Segment Start: RECORDS FOR PROCESSING
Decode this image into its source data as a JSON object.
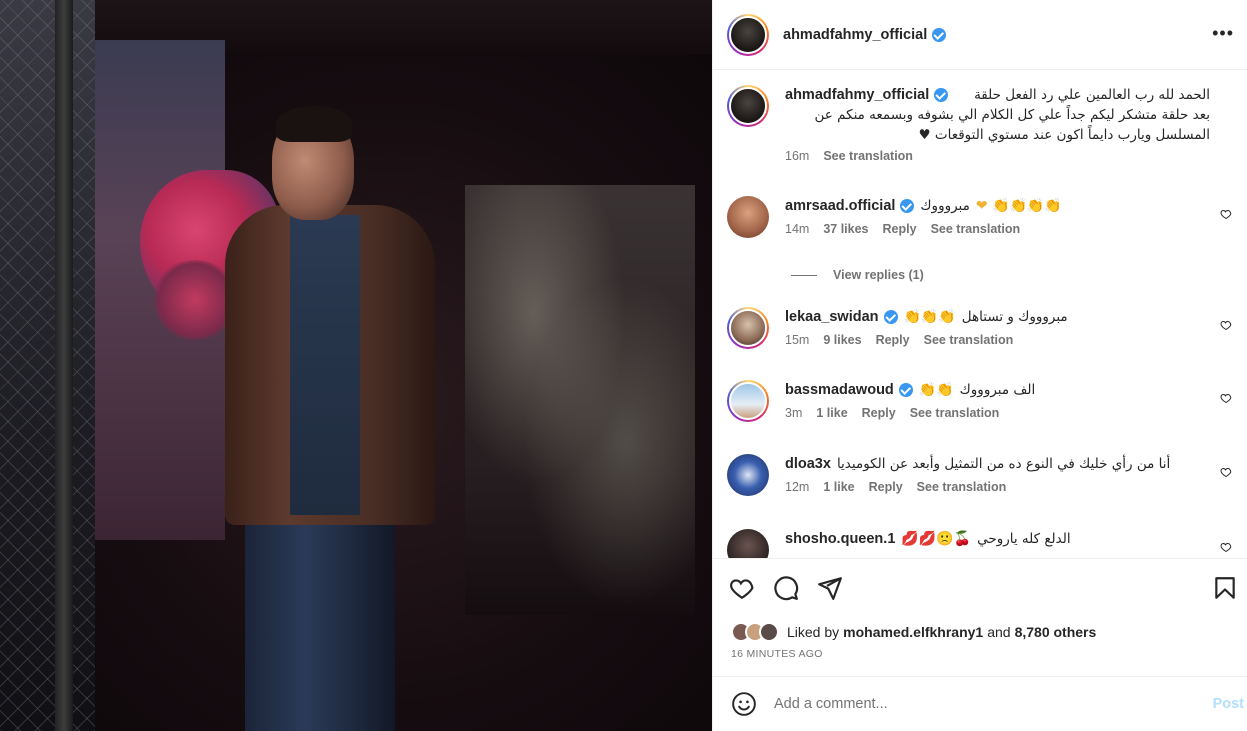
{
  "post": {
    "username": "ahmadfahmy_official"
  },
  "caption": {
    "username": "ahmadfahmy_official",
    "text_line1": "الحمد لله رب العالمين علي رد الفعل حلقة",
    "text_line2": "بعد حلقة متشكر ليكم جداً علي كل الكلام الي بشوفه وبسمعه منكم عن",
    "text_line3": "المسلسل ويارب دايماً اكون عند مستوي التوقعات ♥",
    "time": "16m",
    "see_translation": "See translation"
  },
  "comments": [
    {
      "username": "amrsaad.official",
      "verified": true,
      "text": "مبروووك",
      "emojis": "❤ 👏👏👏👏",
      "time": "14m",
      "likes": "37 likes",
      "reply": "Reply",
      "see_translation": "See translation",
      "avatar_color": "#c88a6a"
    },
    {
      "username": "lekaa_swidan",
      "verified": true,
      "text": "مبروووك و تستاهل",
      "emojis": "👏👏👏",
      "time": "15m",
      "likes": "9 likes",
      "reply": "Reply",
      "see_translation": "See translation",
      "avatar_color": "#b9a08a"
    },
    {
      "username": "bassmadawoud",
      "verified": true,
      "text": "الف مبروووك",
      "emojis": "👏👏",
      "time": "3m",
      "likes": "1 like",
      "reply": "Reply",
      "see_translation": "See translation",
      "avatar_color": "#cfd8e6"
    },
    {
      "username": "dloa3x",
      "verified": false,
      "text": "أنا من رأي خليك في النوع ده من التمثيل وأبعد عن الكوميديا",
      "emojis": "",
      "time": "12m",
      "likes": "1 like",
      "reply": "Reply",
      "see_translation": "See translation",
      "avatar_color": "#3a5fb0"
    },
    {
      "username": "shosho.queen.1",
      "verified": false,
      "text": "الدلع كله ياروحي",
      "emojis": "💋💋🙁🍒",
      "time": "",
      "likes": "",
      "reply": "",
      "see_translation": "",
      "avatar_color": "#3b3230"
    }
  ],
  "view_replies": "View replies (1)",
  "likes": {
    "prefix": "Liked by",
    "user": "mohamed.elfkhrany1",
    "and": "and",
    "others": "8,780 others"
  },
  "time_ago": "16 MINUTES AGO",
  "add_comment": {
    "placeholder": "Add a comment...",
    "post_label": "Post"
  },
  "icons": {
    "more": "more-options-icon",
    "heart": "heart-icon",
    "comment": "comment-icon",
    "share": "share-icon",
    "bookmark": "bookmark-icon",
    "emoji": "emoji-icon"
  },
  "colors": {
    "verified": "#3897f0",
    "post_button": "#b2dffc",
    "muted_text": "#737373"
  }
}
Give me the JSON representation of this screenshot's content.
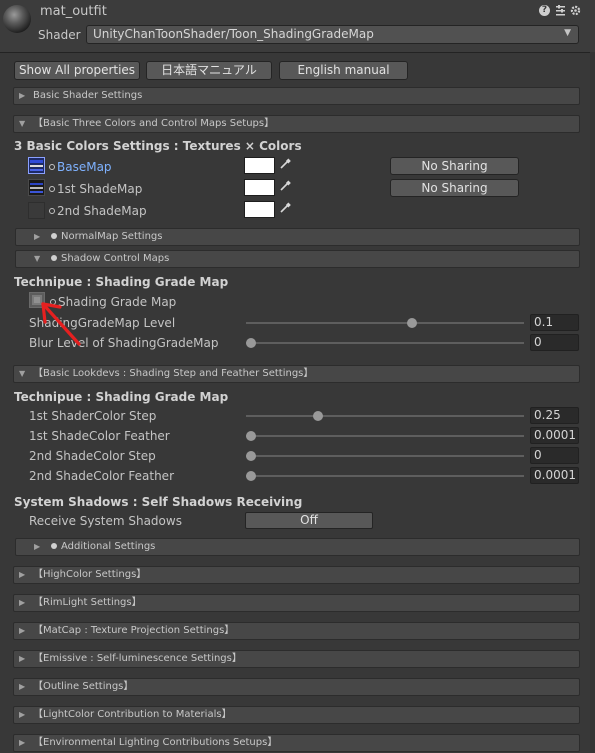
{
  "header": {
    "material_name": "mat_outfit",
    "shader_label": "Shader",
    "shader_value": "UnityChanToonShader/Toon_ShadingGradeMap"
  },
  "top_buttons": {
    "show_all": "Show All properties",
    "japanese_manual": "日本語マニュアル",
    "english_manual": "English manual"
  },
  "sections": {
    "basic_shader": "Basic Shader Settings",
    "basic_three_colors": "【Basic Three Colors and Control Maps Setups】",
    "normal_map": "NormalMap Settings",
    "shadow_control": "Shadow Control Maps",
    "basic_lookdevs": "【Basic Lookdevs : Shading Step and Feather Settings】",
    "additional": "Additional Settings",
    "highcolor": "【HighColor Settings】",
    "rimlight": "【RimLight Settings】",
    "matcap": "【MatCap : Texture Projection Settings】",
    "emissive": "【Emissive : Self-luminescence Settings】",
    "outline": "【Outline Settings】",
    "lightcolor": "【LightColor Contribution to Materials】",
    "environmental": "【Environmental Lighting Contributions Setups】"
  },
  "three_colors": {
    "heading": "3 Basic Colors Settings : Textures × Colors",
    "rows": [
      {
        "label": "BaseMap",
        "sharing": "No Sharing"
      },
      {
        "label": "1st ShadeMap",
        "sharing": "No Sharing"
      },
      {
        "label": "2nd ShadeMap"
      }
    ]
  },
  "shading_grade": {
    "heading": "Technipue : Shading Grade Map",
    "map_label": "Shading Grade Map",
    "level_label": "ShadingGradeMap Level",
    "level_value": "0.1",
    "level_fraction": 0.6,
    "blur_label": "Blur Level of ShadingGradeMap",
    "blur_value": "0",
    "blur_fraction": 0.0
  },
  "lookdevs": {
    "heading": "Technipue : Shading Grade Map",
    "rows": [
      {
        "label": "1st ShaderColor Step",
        "value": "0.25",
        "fraction": 0.25
      },
      {
        "label": "1st ShadeColor Feather",
        "value": "0.0001",
        "fraction": 0.0
      },
      {
        "label": "2nd ShadeColor Step",
        "value": "0",
        "fraction": 0.0
      },
      {
        "label": "2nd ShadeColor Feather",
        "value": "0.0001",
        "fraction": 0.0
      }
    ]
  },
  "system_shadows": {
    "heading": "System Shadows : Self Shadows Receiving",
    "label": "Receive System Shadows",
    "toggle": "Off"
  },
  "colors": {
    "link_blue": "#7fb2ff",
    "annotation_red": "#e62020"
  },
  "icons": [
    "help-icon",
    "settings-sliders-icon",
    "gear-icon",
    "eyedropper-icon"
  ]
}
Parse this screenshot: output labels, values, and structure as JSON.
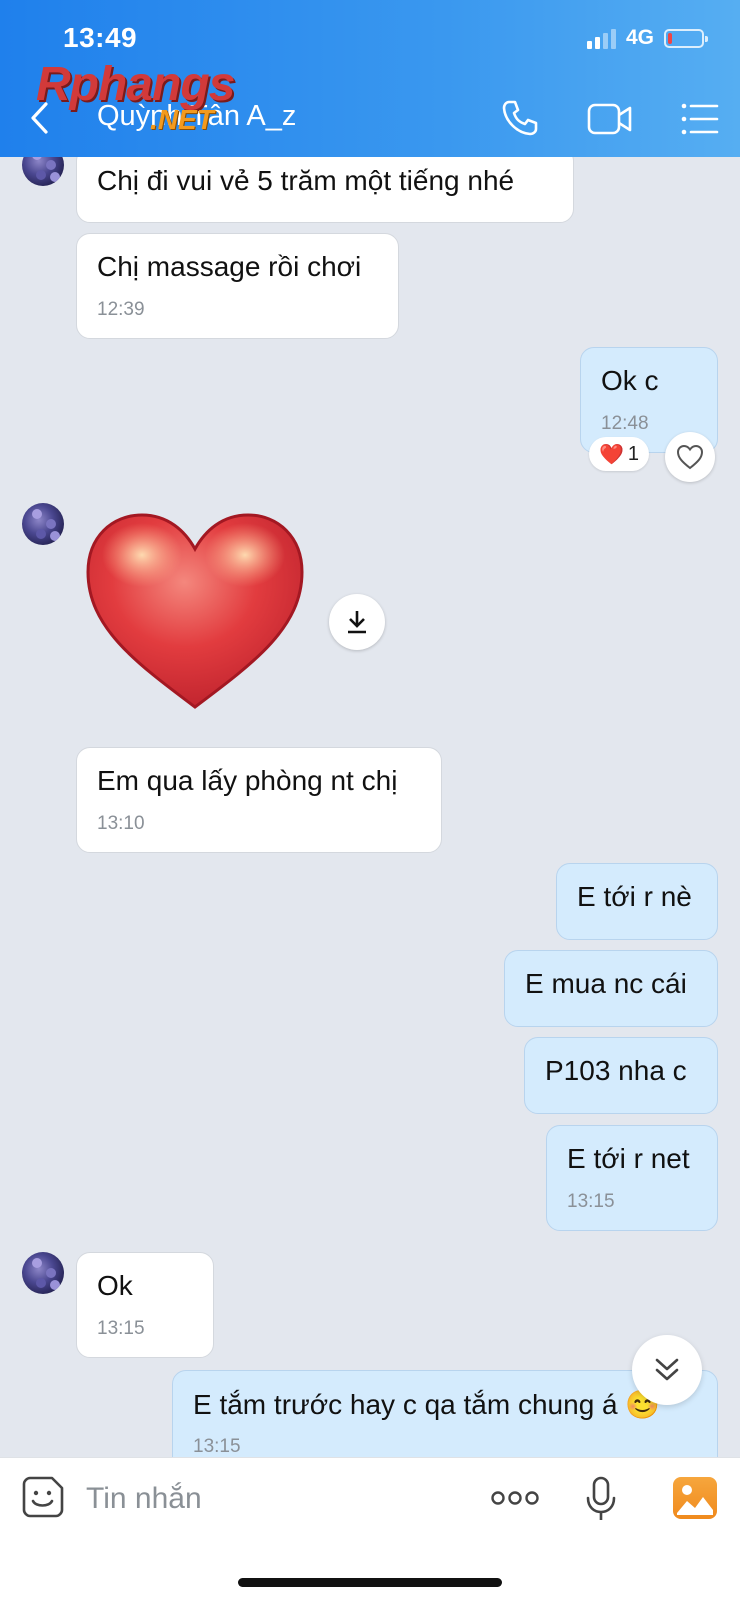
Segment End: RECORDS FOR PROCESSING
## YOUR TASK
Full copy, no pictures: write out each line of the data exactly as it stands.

## COMPLETED EXERCISE
Decode this image into its source data as a JSON object.
{
  "post": {
    "username": "ahmadfahmy_official"
  },
  "caption": {
    "username": "ahmadfahmy_official",
    "text_line1": "الحمد لله رب العالمين علي رد الفعل حلقة",
    "text_line2": "بعد حلقة متشكر ليكم جداً علي كل الكلام الي بشوفه وبسمعه منكم عن",
    "text_line3": "المسلسل ويارب دايماً اكون عند مستوي التوقعات ♥",
    "time": "16m",
    "see_translation": "See translation"
  },
  "comments": [
    {
      "username": "amrsaad.official",
      "verified": true,
      "text": "مبروووك",
      "emojis": "❤ 👏👏👏👏",
      "time": "14m",
      "likes": "37 likes",
      "reply": "Reply",
      "see_translation": "See translation",
      "avatar_color": "#c88a6a"
    },
    {
      "username": "lekaa_swidan",
      "verified": true,
      "text": "مبروووك و تستاهل",
      "emojis": "👏👏👏",
      "time": "15m",
      "likes": "9 likes",
      "reply": "Reply",
      "see_translation": "See translation",
      "avatar_color": "#b9a08a"
    },
    {
      "username": "bassmadawoud",
      "verified": true,
      "text": "الف مبروووك",
      "emojis": "👏👏",
      "time": "3m",
      "likes": "1 like",
      "reply": "Reply",
      "see_translation": "See translation",
      "avatar_color": "#cfd8e6"
    },
    {
      "username": "dloa3x",
      "verified": false,
      "text": "أنا من رأي خليك في النوع ده من التمثيل وأبعد عن الكوميديا",
      "emojis": "",
      "time": "12m",
      "likes": "1 like",
      "reply": "Reply",
      "see_translation": "See translation",
      "avatar_color": "#3a5fb0"
    },
    {
      "username": "shosho.queen.1",
      "verified": false,
      "text": "الدلع كله ياروحي",
      "emojis": "💋💋🙁🍒",
      "time": "",
      "likes": "",
      "reply": "",
      "see_translation": "",
      "avatar_color": "#3b3230"
    }
  ],
  "view_replies": "View replies (1)",
  "likes": {
    "prefix": "Liked by",
    "user": "mohamed.elfkhrany1",
    "and": "and",
    "others": "8,780 others"
  },
  "time_ago": "16 MINUTES AGO",
  "add_comment": {
    "placeholder": "Add a comment...",
    "post_label": "Post"
  },
  "icons": {
    "more": "more-options-icon",
    "heart": "heart-icon",
    "comment": "comment-icon",
    "share": "share-icon",
    "bookmark": "bookmark-icon",
    "emoji": "emoji-icon"
  },
  "colors": {
    "verified": "#3897f0",
    "post_button": "#b2dffc",
    "muted_text": "#737373"
  }
}
Give me the JSON representation of this screenshot's content.
{
  "header": {
    "material_name": "mat_outfit",
    "shader_label": "Shader",
    "shader_value": "UnityChanToonShader/Toon_ShadingGradeMap"
  },
  "top_buttons": {
    "show_all": "Show All properties",
    "japanese_manual": "日本語マニュアル",
    "english_manual": "English manual"
  },
  "sections": {
    "basic_shader": "Basic Shader Settings",
    "basic_three_colors": "【Basic Three Colors and Control Maps Setups】",
    "normal_map": "NormalMap Settings",
    "shadow_control": "Shadow Control Maps",
    "basic_lookdevs": "【Basic Lookdevs : Shading Step and Feather Settings】",
    "additional": "Additional Settings",
    "highcolor": "【HighColor Settings】",
    "rimlight": "【RimLight Settings】",
    "matcap": "【MatCap : Texture Projection Settings】",
    "emissive": "【Emissive : Self-luminescence Settings】",
    "outline": "【Outline Settings】",
    "lightcolor": "【LightColor Contribution to Materials】",
    "environmental": "【Environmental Lighting Contributions Setups】"
  },
  "three_colors": {
    "heading": "3 Basic Colors Settings : Textures × Colors",
    "rows": [
      {
        "label": "BaseMap",
        "sharing": "No Sharing"
      },
      {
        "label": "1st ShadeMap",
        "sharing": "No Sharing"
      },
      {
        "label": "2nd ShadeMap"
      }
    ]
  },
  "shading_grade": {
    "heading": "Technipue : Shading Grade Map",
    "map_label": "Shading Grade Map",
    "level_label": "ShadingGradeMap Level",
    "level_value": "0.1",
    "level_fraction": 0.6,
    "blur_label": "Blur Level of ShadingGradeMap",
    "blur_value": "0",
    "blur_fraction": 0.0
  },
  "lookdevs": {
    "heading": "Technipue : Shading Grade Map",
    "rows": [
      {
        "label": "1st ShaderColor Step",
        "value": "0.25",
        "fraction": 0.25
      },
      {
        "label": "1st ShadeColor Feather",
        "value": "0.0001",
        "fraction": 0.0
      },
      {
        "label": "2nd ShadeColor Step",
        "value": "0",
        "fraction": 0.0
      },
      {
        "label": "2nd ShadeColor Feather",
        "value": "0.0001",
        "fraction": 0.0
      }
    ]
  },
  "system_shadows": {
    "heading": "System Shadows : Self Shadows Receiving",
    "label": "Receive System Shadows",
    "toggle": "Off"
  },
  "colors": {
    "link_blue": "#7fb2ff",
    "annotation_red": "#e62020"
  },
  "icons": [
    "help-icon",
    "settings-sliders-icon",
    "gear-icon",
    "eyedropper-icon"
  ]
}
Parse this screenshot: output labels, values, and structure as JSON.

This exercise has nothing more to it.